Caring for an Elderly Loved One with Hearing Loss: 5 Top Tips

Providing care for an elderly loved one can be incredibly fulfilling, but it can also be rather challenging at times. Whether the person you’re caring for is sick, no longer mobile, or has a cognitive disorder, each situation is unique and comes with its own set of challenges. Caring for someone who is deaf or is experiencing hearing loss can add an extra layer of difficulty to your role. In this article, we share some tips on how you can better manage some of these difficulties on your caregiving journey.

  1. Accessible Communication Styles

The world can be an isolating place when you’re ageing, and for those who are deaf or hard of hearing, feelings of loneliness can be exacerbated. It can also be quite daunting and frustrating to navigate a world in which hearing people are the majority. But by ensuring more accessibility, you can help your loved one to feel more included and improve communication between you in order to provide the best care possible.

Accessible communication will differ between individuals but some suggestions of what to consider when conversating with your loved one include:

  • Take note of the lighting – is it possible for them to lip read or is the room too dark?
  • Stand face to face
  • Avoid background noise
  • Use normal lip movements – enunciate clearly to a lip reader but avoid shouting or exaggerating your lip movements too much
  • Use gestures and body language
  • Ask how you can improve – being a great listener is already likely a big part of your caregiving role! And by asking how you can improve your communication, you can help improve further conversations.
  1. Provide Assistive Listening Devices

As well as improving how you directly communicate with each other, assistive listening devices can also be a useful tool in helping your elderly loved one.
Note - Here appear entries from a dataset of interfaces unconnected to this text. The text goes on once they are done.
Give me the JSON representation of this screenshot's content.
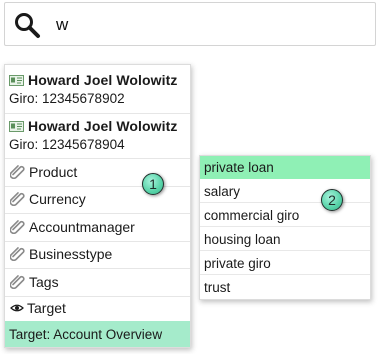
{
  "search": {
    "query": "w",
    "icon": "magnifier-icon"
  },
  "contacts": [
    {
      "icon": "contact-card-icon",
      "name": "Howard Joel Wolowitz",
      "giro": "Giro: 12345678902"
    },
    {
      "icon": "contact-card-icon",
      "name": "Howard Joel Wolowitz",
      "giro": "Giro: 12345678904"
    }
  ],
  "categories": [
    {
      "icon": "paperclip-icon",
      "label": "Product"
    },
    {
      "icon": "paperclip-icon",
      "label": "Currency"
    },
    {
      "icon": "paperclip-icon",
      "label": "Accountmanager"
    },
    {
      "icon": "paperclip-icon",
      "label": "Businesstype"
    },
    {
      "icon": "paperclip-icon",
      "label": "Tags"
    },
    {
      "icon": "target-icon",
      "label": "Target"
    }
  ],
  "footer": {
    "label": "Target: Account Overview",
    "color": "#a5ebcb"
  },
  "submenu": {
    "options": [
      "private loan",
      "salary",
      "commercial giro",
      "housing loan",
      "private giro",
      "trust"
    ],
    "selected": "private loan",
    "selected_color": "#8ff0b5"
  },
  "badges": [
    "1",
    "2"
  ]
}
These devices are anything that is not a hearing aid or implant but can help to improve communication with the wider world, such as:

  • Amplified telephones
  • Hearing loops (also known as an audio induction loop)
  • FM systems
  • Alerting devices such as an extra-loud alarm or vibrating pad that sits under their pillow.

You might find it useful to have a conversation with who you’re caring for about what could help them feel more independent during the times you’re not with them.

  1. Patience is Key

Patience is an amazing quality many caregivers already possess but when you’re communicating in a way that’s different to how you might normally, patience can become even more pivotal.

You may find it helpful to pay more attention to how you’re feeling. This might be noting down that you’re frustrated by X, Y, or Z and that you need ten minutes to step away from your loved one. By understanding what your triggers are, you could find it easier to regulate or to avoid these things happening in the future.

  1. Advocate for Them in Group Settings

To avoid coming across as patronising because of their age or hearing loss, a conversation with your loved one beforehand is often the best place to start in communicating how they would like to approach each individual situation.

However, when you’re in a group setting, continuing to advocate for your loved one can help them to build confidence. This could simply be making sure that it is easy for them to see everyone’s faces, or continuing to ensure the background noise and lighting remains as they prefer. You might also want to remind everyone to avoid speaking over each other.

  1. Stay Informed

While you may never fully comprehend what it is to experience hearing loss, staying in the know of any advancements or news that may be of relevance, can help you to gain better insight into their world. This might include staying informed on what is happening in the deaf community or any technological advancements. This also means staying in conversation with your loved one’s GP and other specialists like their otolaryngologist if they have one.

If you ever feel as though you would benefit from some extra support in your journey, you can find information about counselling for carers at the Carers Trust site.

You can also always use our Speak to an Expert service, where our highly trained coaches are happy to help.